At the start of each February, organizers for San Diego's Parade of Lights put the event's theme for the coming year on their website. "That's when we start to make drawings of our 41-foot Hatteras," says Dick Wold, who is president of the Chula Vista Yacht Club and has participated in the parade for the past eight years. "We do that off and on until summer, when I start building things at home. During Thanksgiving weekend, I take the parts to the boat and assemble them there. If the display is too big -- we've done a volcano and a 24-foot Eiffel Tower -- then I construct everything on the boat."
After all that work several years ago, says Wold, "our 5.5-kilowatt generator died five minutes before the parade started, and we couldn't go. It was very disappointing." But Wold scrambled, ordering a starter motor that was overnight-freighted from Chicago in the nick of time, and his team made the second sailing a week later.
"Aloha Holiday" is the theme for this year's Parade of Lights, which had its first sailing on Sunday. People can catch the second this Sunday, December 19. The parade is staged by the Port of San Diego. It starts at the west end of Shelter Island and ends in front of the Coronado public docks at Peohe's Restaurant. The best places to watch the parade are at the north and south ends of the Embarcadero, the park behind Seaport Village, and the bayfront walkway on Coronado.
Organizing committee chairman David Bond says that a group of boaters casually initiated the parade 33 years ago with 10 to 20 boats. In 2001, "with the economic impact of September 11," he says, "our sponsorship dried up and, five days before the event, we started planning to cancel it. We're on a shoestring budget. But the Port and the Science Applications International Corporation gave us the money we needed with one day to go.

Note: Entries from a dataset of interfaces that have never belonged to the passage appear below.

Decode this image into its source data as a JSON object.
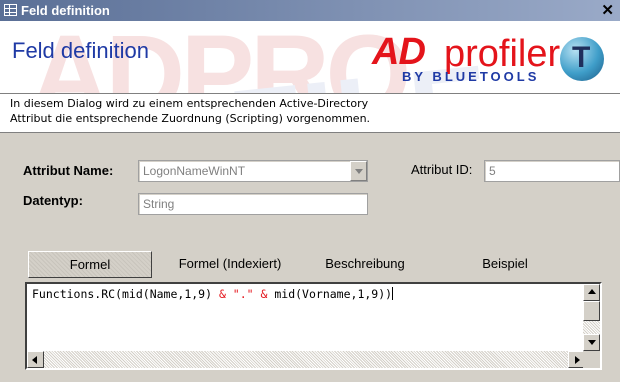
{
  "window": {
    "title": "Feld definition",
    "close_glyph": "✕"
  },
  "banner": {
    "title": "Feld definition",
    "logo": {
      "brand_ad": "AD",
      "brand_profiler": "profiler",
      "by_line": "BY BLUETOOLS",
      "ball_letter": "T"
    }
  },
  "description": {
    "line1": "In diesem Dialog wird zu einem entsprechenden Active-Directory",
    "line2": "Attribut die entsprechende Zuordnung (Scripting) vorgenommen."
  },
  "form": {
    "attribut_name_label": "Attribut Name:",
    "attribut_name_value": "LogonNameWinNT",
    "attribut_id_label": "Attribut ID:",
    "attribut_id_value": "5",
    "datentyp_label": "Datentyp:",
    "datentyp_value": "String"
  },
  "tabs": [
    {
      "label": "Formel",
      "active": true
    },
    {
      "label": "Formel (Indexiert)",
      "active": false
    },
    {
      "label": "Beschreibung",
      "active": false
    },
    {
      "label": "Beispiel",
      "active": false
    }
  ],
  "editor": {
    "code_part1": "Functions.RC(mid(Name,1,9) ",
    "code_amp1": "&",
    "code_str": " \".\" ",
    "code_amp2": "&",
    "code_part2": " mid(Vorname,1,9))"
  },
  "colors": {
    "accent_red": "#e4141b",
    "accent_blue": "#1f3aa5",
    "dialog_bg": "#d4d0c8"
  }
}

"So we've never had to cancel," adds Bond, who cites heavy fog and light rain as the main obstacles to parades past. "Of course, we would cancel for safety reasons," he says. "But there have been no accidents, although 60 to 100 boats milling about to line up for the start is quite an adventure." One glitch Bond remembers is when a competitor's lighting went out as his boat approached a judging station.

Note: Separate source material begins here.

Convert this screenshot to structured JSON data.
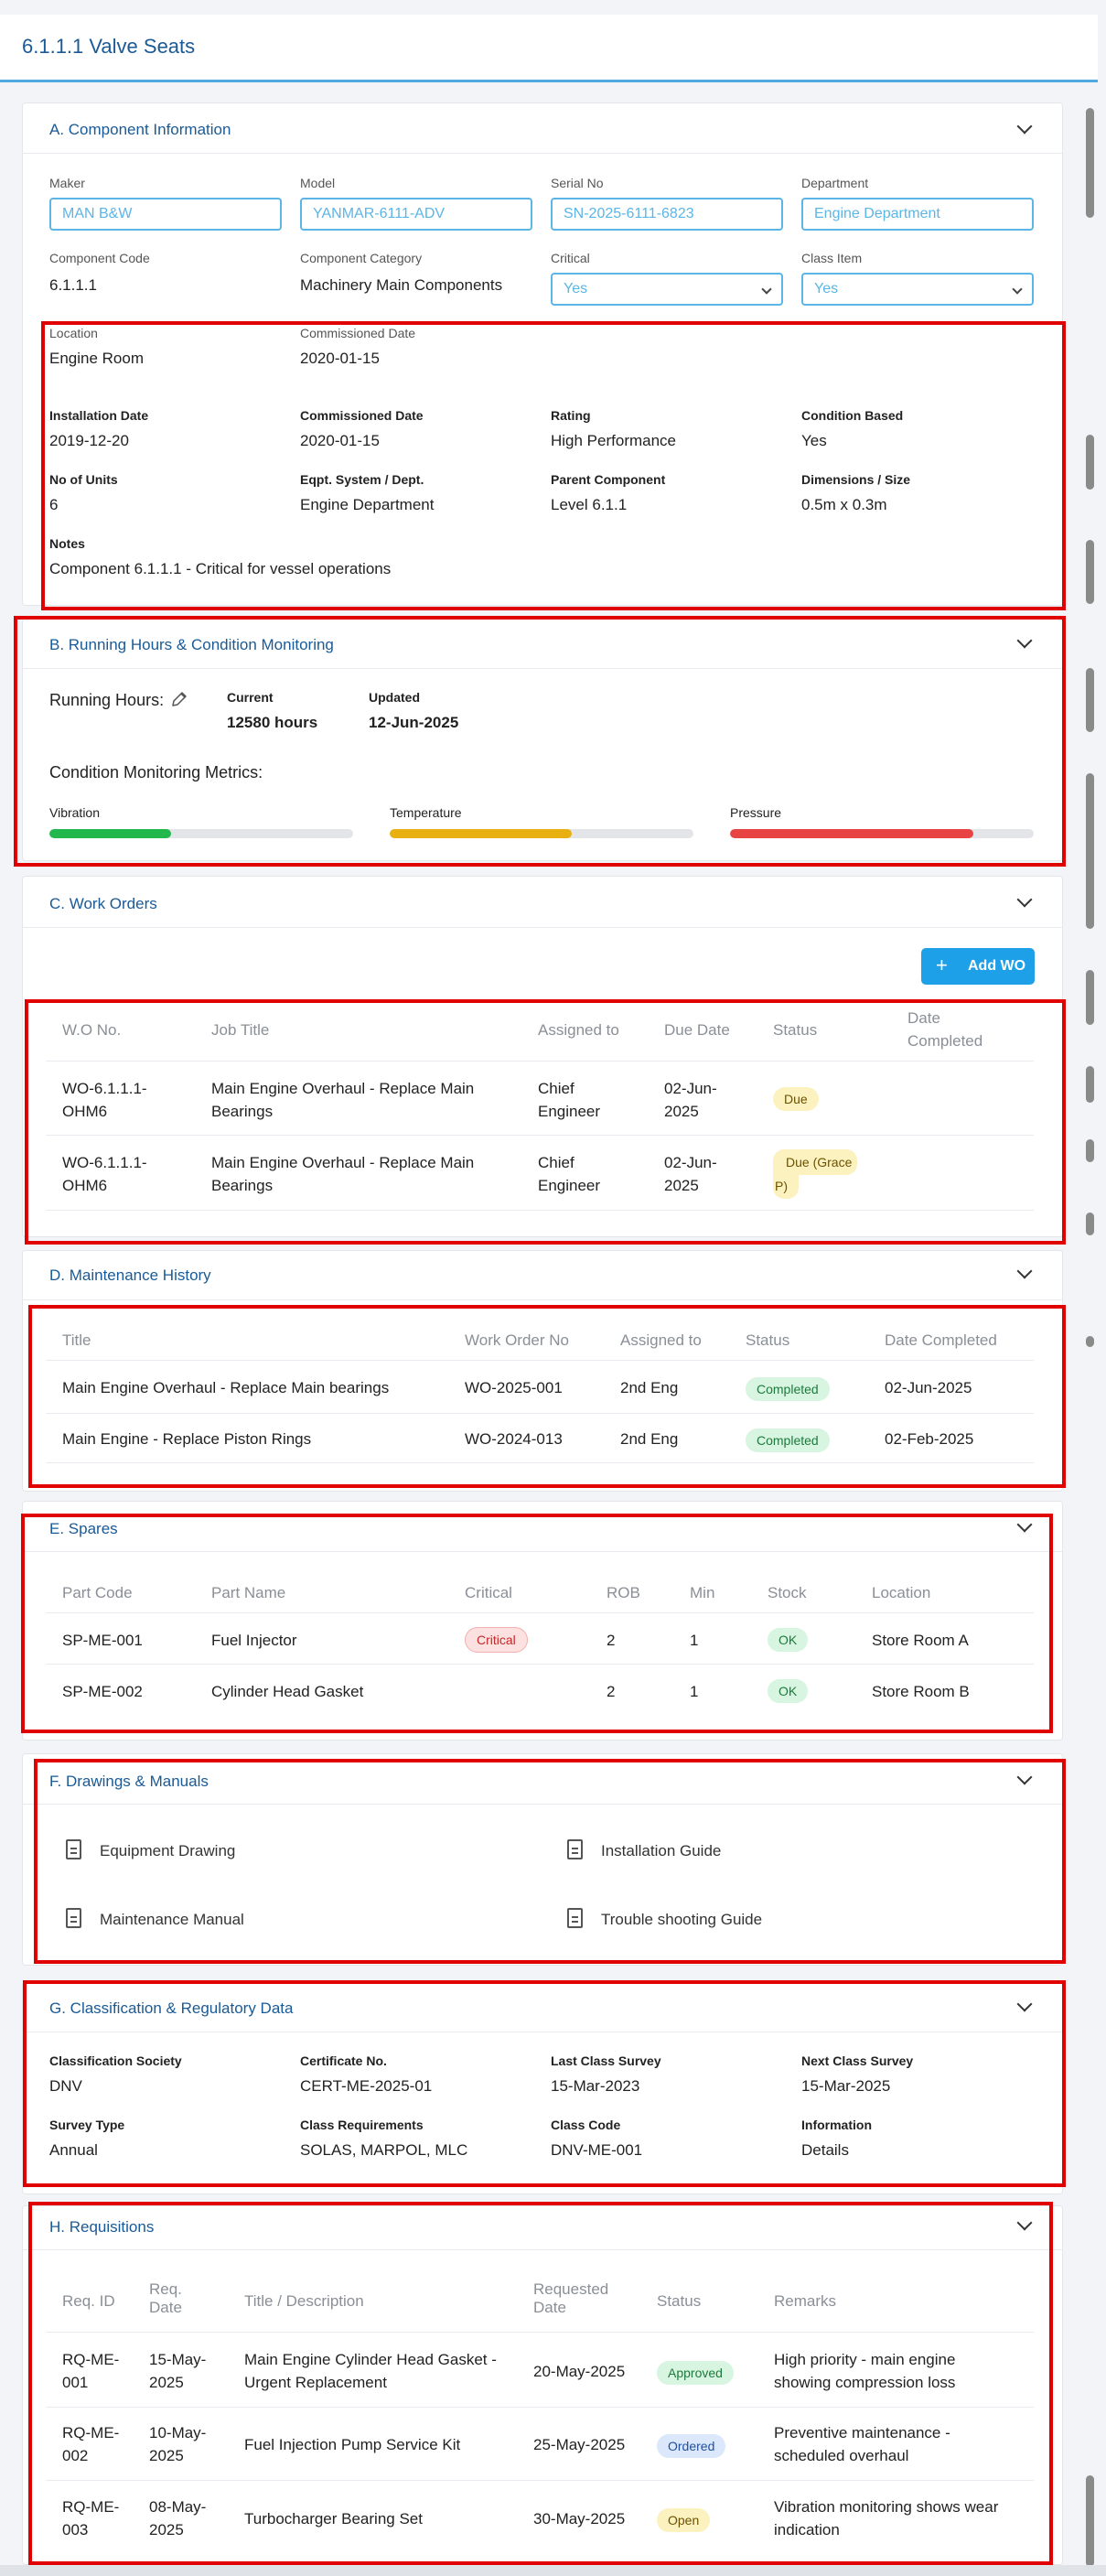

Do boaters from other California communities enter San Diego's parade? "No," Bond tells me, "these events have become popular in harbors up and down California. So only local boaters participate in ours. What people do is take PVC pipe and bendable material to create a framework they like. They attach that to the boat and put the lighting on the frame. But there are more than lights. When we used the theme of 'Christmas Around the World' one year, a boat had a big globe on it."
"I've decorated things all my life," says Dick Wold, who won first place several years ago. "When we had a theme of 'Christmas Under the Sea,' our lighting created the effect of a carousel turning and figures going up and down on it. We always try to have animated elements on the boat. They either move physically or the lights make it appear that they do."
Two parade entrants at opposite ends of the spectrum have fascinated Wold in recent years. The first is the Eagle II, a huge yacht "that has a helicopter sitting on the roof of its aft deck. The guy decorates the helicopter, too," says Wold, "and he does a nice job."
The second was the kayak club that towed a sailboat. "Three or four guys paddled their kayaks in front of a 16-foot Hobie Cat. It was a kind of an ecological statement. But at the end of the parade, they were exhausted. I don't think they'll do it again," says Wold.
I ask Wold about differences between the Parade of Lights and Pasadena's Rose Parade. "It's less that ours is on the water than that it's at nighttime," he says. "Rose Parade floats have all those pretty flowers. In darkness you don't see any of our superstructure, and we paint our wires black. Seeing my boat in the daytime is not a pretty sight."-- Joe Deegan
Thirty-Third Annual San Diego Bay Parade of Lights
San Diego Bay
Sunday, December 19
5:30 to 9 p.m.